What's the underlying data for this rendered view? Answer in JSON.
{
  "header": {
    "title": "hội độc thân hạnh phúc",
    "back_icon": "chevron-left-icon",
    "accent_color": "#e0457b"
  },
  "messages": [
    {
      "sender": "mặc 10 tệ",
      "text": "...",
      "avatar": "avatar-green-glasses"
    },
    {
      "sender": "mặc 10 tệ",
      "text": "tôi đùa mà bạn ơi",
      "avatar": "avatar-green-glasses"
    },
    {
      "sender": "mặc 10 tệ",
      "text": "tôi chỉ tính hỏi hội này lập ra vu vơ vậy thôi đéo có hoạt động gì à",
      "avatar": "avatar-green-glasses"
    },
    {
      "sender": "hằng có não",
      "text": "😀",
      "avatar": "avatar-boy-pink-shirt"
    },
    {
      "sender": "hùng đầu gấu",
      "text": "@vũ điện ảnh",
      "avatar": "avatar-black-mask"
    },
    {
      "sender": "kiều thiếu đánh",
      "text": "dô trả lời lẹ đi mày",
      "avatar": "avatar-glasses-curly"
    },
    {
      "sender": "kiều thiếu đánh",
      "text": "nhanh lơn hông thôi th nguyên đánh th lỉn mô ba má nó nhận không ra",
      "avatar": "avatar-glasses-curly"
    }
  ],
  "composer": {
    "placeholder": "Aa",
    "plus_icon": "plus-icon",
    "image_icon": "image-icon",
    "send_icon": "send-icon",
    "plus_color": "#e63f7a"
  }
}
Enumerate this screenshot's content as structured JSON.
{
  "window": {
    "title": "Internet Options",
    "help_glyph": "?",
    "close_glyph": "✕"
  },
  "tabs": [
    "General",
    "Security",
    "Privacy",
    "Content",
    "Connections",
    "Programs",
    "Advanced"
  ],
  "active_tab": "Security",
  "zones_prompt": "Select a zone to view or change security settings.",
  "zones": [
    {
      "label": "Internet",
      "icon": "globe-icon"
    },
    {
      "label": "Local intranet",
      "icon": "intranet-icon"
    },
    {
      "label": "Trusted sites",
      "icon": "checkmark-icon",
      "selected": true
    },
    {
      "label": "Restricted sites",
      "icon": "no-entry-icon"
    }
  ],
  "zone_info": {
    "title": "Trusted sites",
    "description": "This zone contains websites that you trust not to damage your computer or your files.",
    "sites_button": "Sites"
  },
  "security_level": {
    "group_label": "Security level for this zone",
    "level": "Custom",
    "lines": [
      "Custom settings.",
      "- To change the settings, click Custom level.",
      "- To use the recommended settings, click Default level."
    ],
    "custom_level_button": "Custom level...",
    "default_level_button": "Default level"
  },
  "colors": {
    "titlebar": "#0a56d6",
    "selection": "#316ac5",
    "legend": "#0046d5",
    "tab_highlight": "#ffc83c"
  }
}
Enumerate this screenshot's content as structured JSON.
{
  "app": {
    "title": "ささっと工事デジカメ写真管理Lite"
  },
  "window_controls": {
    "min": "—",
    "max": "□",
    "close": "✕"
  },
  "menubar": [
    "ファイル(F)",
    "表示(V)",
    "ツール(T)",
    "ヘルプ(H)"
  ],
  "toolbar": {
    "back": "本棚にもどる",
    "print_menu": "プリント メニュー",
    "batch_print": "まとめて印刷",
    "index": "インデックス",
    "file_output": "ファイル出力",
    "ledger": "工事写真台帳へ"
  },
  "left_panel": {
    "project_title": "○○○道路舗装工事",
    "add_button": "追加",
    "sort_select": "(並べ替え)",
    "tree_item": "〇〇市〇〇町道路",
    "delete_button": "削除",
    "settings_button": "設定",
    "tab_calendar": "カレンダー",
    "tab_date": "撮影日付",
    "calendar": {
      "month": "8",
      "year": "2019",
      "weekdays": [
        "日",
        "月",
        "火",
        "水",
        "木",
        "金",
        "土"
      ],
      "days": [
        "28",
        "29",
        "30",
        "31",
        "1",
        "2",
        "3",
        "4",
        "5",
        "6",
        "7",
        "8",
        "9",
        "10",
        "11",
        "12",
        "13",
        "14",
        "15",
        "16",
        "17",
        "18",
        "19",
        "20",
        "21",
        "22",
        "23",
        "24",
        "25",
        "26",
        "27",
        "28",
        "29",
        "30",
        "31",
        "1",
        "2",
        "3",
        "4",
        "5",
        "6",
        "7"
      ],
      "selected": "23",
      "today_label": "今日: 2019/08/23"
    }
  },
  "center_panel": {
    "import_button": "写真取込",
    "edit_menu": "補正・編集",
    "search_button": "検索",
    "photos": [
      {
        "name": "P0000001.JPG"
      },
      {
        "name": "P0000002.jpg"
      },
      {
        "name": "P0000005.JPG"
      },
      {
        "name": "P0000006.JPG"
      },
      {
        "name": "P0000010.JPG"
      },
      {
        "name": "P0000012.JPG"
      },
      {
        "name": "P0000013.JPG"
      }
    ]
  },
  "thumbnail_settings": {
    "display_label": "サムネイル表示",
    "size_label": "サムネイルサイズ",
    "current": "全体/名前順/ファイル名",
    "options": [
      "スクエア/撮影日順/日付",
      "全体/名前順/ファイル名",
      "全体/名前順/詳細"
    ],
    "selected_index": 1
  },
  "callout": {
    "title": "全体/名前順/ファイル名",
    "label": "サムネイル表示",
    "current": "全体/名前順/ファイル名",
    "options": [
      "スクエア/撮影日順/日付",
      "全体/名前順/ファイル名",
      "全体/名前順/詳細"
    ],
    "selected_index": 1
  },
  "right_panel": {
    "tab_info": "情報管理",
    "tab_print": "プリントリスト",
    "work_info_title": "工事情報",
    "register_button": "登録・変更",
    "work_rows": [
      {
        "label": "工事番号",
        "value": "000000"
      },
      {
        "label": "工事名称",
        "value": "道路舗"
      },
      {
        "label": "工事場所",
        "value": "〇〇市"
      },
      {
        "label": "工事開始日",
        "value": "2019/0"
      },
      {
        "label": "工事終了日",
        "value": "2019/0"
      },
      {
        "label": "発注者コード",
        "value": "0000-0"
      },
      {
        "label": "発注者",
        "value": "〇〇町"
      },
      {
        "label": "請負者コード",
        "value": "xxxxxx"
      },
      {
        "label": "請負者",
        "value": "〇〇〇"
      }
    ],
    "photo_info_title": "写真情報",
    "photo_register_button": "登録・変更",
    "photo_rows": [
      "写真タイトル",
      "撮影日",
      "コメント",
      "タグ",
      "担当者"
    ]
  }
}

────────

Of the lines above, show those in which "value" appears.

**Solution below:**
        "value": "000000"
        "value": "道路舗"
        "value": "〇〇市"
        "value": "2019/0"
        "value": "2019/0"
        "value": "0000-0"
        "value": "〇〇町"
        "value": "xxxxxx"
        "value": "〇〇〇"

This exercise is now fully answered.